In August of 1973 in the city of Stockholm, Sweden, two robbers held four bank employees hostage for six days. The hostages were strapped with dynamite and held in a vault. In an amazing twist, the captives became enamored of their captors and even defended them when their ordeal was over. The term “Stockholm Syndrome” was soon born, coined by psychiatrist Nils Bejerot.
The syndrome is marked by the denial of abuse by one’s captors and the staunch defense of one’s captors for all manor of psychological reasons. Oddly, an emotional bonding often occurs between captor and captive, abuser and abused; sometimes even between rapist and rape victim.

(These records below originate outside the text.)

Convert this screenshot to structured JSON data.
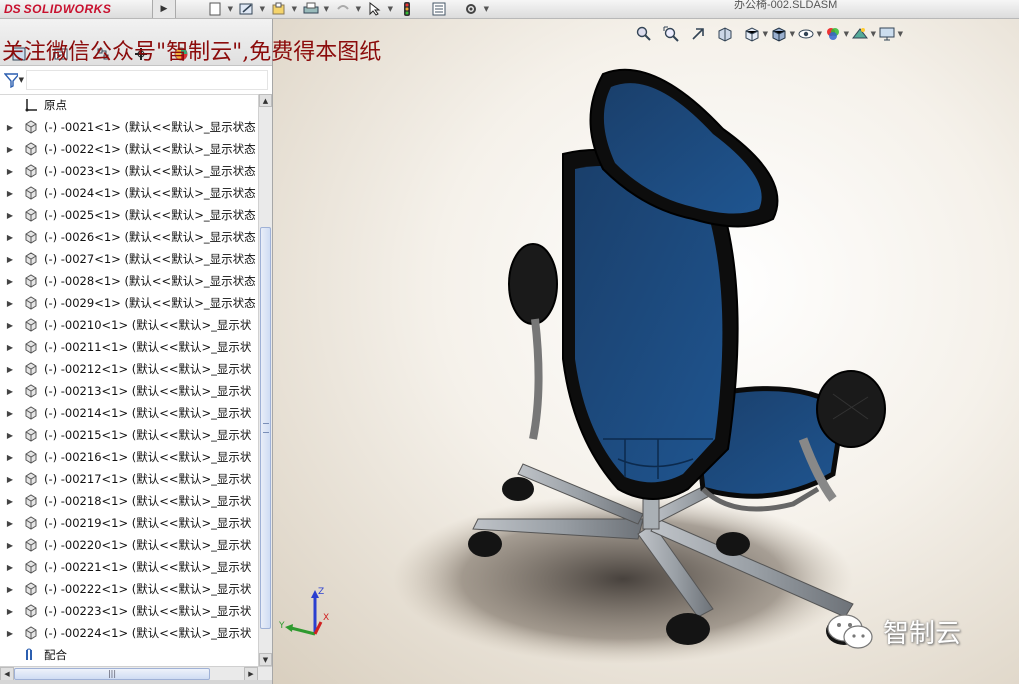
{
  "app": {
    "logo_prefix": "DS",
    "logo_name": "SOLIDWORKS",
    "doc_title": "办公椅-002.SLDASM"
  },
  "watermark": {
    "top_text": "关注微信公众号\"智制云\",免费得本图纸",
    "corner_text": "智制云"
  },
  "toolbar": {
    "icons": [
      "new-icon",
      "sketch-icon",
      "open-icon",
      "print-icon",
      "undo-icon",
      "select-icon",
      "traffic-light-icon",
      "properties-icon",
      "gear-icon"
    ]
  },
  "view_tools": {
    "icons": [
      "zoom-to-fit-icon",
      "zoom-area-icon",
      "previous-view-icon",
      "section-view-icon",
      "view-orientation-icon",
      "display-style-icon",
      "hide-show-icon",
      "edit-appearance-icon",
      "apply-scene-icon",
      "view-settings-icon"
    ]
  },
  "tree": {
    "origin_label": "原点",
    "items": [
      "(-) -0021<1> (默认<<默认>_显示状态",
      "(-) -0022<1> (默认<<默认>_显示状态",
      "(-) -0023<1> (默认<<默认>_显示状态",
      "(-) -0024<1> (默认<<默认>_显示状态",
      "(-) -0025<1> (默认<<默认>_显示状态",
      "(-) -0026<1> (默认<<默认>_显示状态",
      "(-) -0027<1> (默认<<默认>_显示状态",
      "(-) -0028<1> (默认<<默认>_显示状态",
      "(-) -0029<1> (默认<<默认>_显示状态",
      "(-) -00210<1> (默认<<默认>_显示状",
      "(-) -00211<1> (默认<<默认>_显示状",
      "(-) -00212<1> (默认<<默认>_显示状",
      "(-) -00213<1> (默认<<默认>_显示状",
      "(-) -00214<1> (默认<<默认>_显示状",
      "(-) -00215<1> (默认<<默认>_显示状",
      "(-) -00216<1> (默认<<默认>_显示状",
      "(-) -00217<1> (默认<<默认>_显示状",
      "(-) -00218<1> (默认<<默认>_显示状",
      "(-) -00219<1> (默认<<默认>_显示状",
      "(-) -00220<1> (默认<<默认>_显示状",
      "(-) -00221<1> (默认<<默认>_显示状",
      "(-) -00222<1> (默认<<默认>_显示状",
      "(-) -00223<1> (默认<<默认>_显示状",
      "(-) -00224<1> (默认<<默认>_显示状"
    ],
    "mates_label": "配合"
  },
  "triad": {
    "x": "X",
    "y": "Y",
    "z": "Z"
  },
  "colors": {
    "brand_red": "#c8102e",
    "mesh_blue": "#1c4a7c",
    "frame_black": "#111111",
    "watermark_red": "#8b0b0b"
  }
}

The Stockholm Syndrome dynamic could even apply to those who have been raised by overly zealous religious guardians. A blind loyalty to one’s religious manipulators often reveals a perverse bonding having taken place between these religious manipulators and their victims. When someone’s indoctrination into the cult of religiosity is so all-consuming it becomes the prism through which he measures all things in life, he may well come to value his deluded state so much he will go to great lengths to defend his intellectual and spiritual oppressors. And as long as the connection to his abusers’ religion undergoes regular maintenance through occasional church attendance, religious holidays, weddings, funerals, etc., he or she will want to continue to show his one-time captors loyalty and affection, thereby legitimizing his own status in the religious tribe otherwise known as family and friends.
Escaping this religious manifestation of the Stockholm Syndrome and its numbing effects entails the virtual deprogramming of the intellect. It also involves relearning—or learning for the first time—the value of independence and inquisitiveness in the free-thinking mind. This is no easy task. There’s a reason the Jesuits claim that if they have the attention of a child’s mind for the first seven years of life or thereabouts that child’s mind forever after belongs to them, and that reason is frighteningly clear: children want to please their guardians; they want the approval of those who feed them and clothe them—and ‘love’ them.
For a long time I was ‘stranded in Stockholm.’ Fortunately, my deprogramming ultimately succeeded, and I came to understand the nefarious nature of religious brainwashing. My captors, however, went on living the lie, believing it was their own failure that led to my escape. Little did they know, as long as they persisted in denying me intellectual freedom, they were destined to fail. ▪